Through paintings, sculptures, photos and videos, ‘Mexique’ offers an intensely rich journey into a pivotal period of history.
You know Frida Kahlo’s iconic paintings and you’ve heard of her husband, Diego Rivera. But beyond these two names, most are pretty clueless when it comes to Mexican art. Thankfully, the Grand Palais has stepped in to fill the gaps with a journey into time and space, a gigantic, flourishing panorama of Mexican artistic life from the pre-revolution to the 1940s.
Nourished by the European avant-garde art movements, from symbolism to surrealism, Mexican artists were driven the desire to founder a ‘national’ art. At the heart of this narrative is the blood-thirsty revolution that spread through the country, as seen in Francisco Goitia's 'Zacatecos Landscape with Hanged Men II'. Political and social upheavals multiplied between 1910 and 1920 and permeated the aesthetics of the artists.
Paintings, sculptures and photographs from this artistic golden age are addressed to the common people, who also seem to be the principle subject. Self-portraits depict the spirit of a population in revolt against a dictatorship, who remained steadfast and full of hope. Builders, craftsmen, soldiers, merchants, families, dancers, musicians and walkers reappear continuously. The paintings in the ‘Encounter of Two Worlds’ room, like Lorca’s ‘Assassinated by the Sky’ are at the will of an industrial and urban revolution, which although suffocating, does not stifle their creative spirit.

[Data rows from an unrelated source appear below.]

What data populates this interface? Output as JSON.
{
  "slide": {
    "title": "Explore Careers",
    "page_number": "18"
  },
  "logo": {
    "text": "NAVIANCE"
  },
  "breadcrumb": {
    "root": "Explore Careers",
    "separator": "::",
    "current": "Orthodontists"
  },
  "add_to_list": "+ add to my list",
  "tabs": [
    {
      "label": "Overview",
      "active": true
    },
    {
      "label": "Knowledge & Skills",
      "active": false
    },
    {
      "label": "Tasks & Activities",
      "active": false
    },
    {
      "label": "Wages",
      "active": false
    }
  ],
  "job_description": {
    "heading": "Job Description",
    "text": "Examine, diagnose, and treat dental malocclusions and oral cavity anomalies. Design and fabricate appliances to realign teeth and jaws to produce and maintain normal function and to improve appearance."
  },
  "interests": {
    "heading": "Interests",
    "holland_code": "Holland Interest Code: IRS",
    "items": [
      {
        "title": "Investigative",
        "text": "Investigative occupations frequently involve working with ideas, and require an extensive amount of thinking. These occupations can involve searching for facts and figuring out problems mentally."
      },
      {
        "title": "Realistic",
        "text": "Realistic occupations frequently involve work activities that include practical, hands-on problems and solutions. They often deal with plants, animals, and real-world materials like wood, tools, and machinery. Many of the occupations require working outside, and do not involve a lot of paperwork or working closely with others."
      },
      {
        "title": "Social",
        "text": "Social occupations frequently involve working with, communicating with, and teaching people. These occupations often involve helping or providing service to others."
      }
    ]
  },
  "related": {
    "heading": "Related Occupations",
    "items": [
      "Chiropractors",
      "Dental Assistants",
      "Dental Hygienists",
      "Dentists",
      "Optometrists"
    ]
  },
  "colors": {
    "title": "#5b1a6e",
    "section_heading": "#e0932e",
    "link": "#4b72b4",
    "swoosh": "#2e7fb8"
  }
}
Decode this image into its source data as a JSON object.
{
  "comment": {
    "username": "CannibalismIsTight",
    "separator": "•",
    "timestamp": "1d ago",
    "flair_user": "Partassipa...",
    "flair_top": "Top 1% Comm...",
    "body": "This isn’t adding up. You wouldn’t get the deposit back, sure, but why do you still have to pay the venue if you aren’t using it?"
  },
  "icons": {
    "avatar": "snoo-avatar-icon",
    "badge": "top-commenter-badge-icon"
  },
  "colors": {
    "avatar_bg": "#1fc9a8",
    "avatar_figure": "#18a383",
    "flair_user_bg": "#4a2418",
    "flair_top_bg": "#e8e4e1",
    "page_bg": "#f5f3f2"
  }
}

In a world propelled towards its own hybridisation, between tradition and revolution, the strong woman becomes a reoccurring symbol, whether in the photos of Lola Alvarez Bravo or Tina Modotti, it is the Mexican woman’s agility and solidity that makes her a muse. In memorialising a time of intense sacrifice, these sacred works give us a unique glimpse into an unfamiliar and sensual world.
TRANSLATION: MEGAN CARNEGIE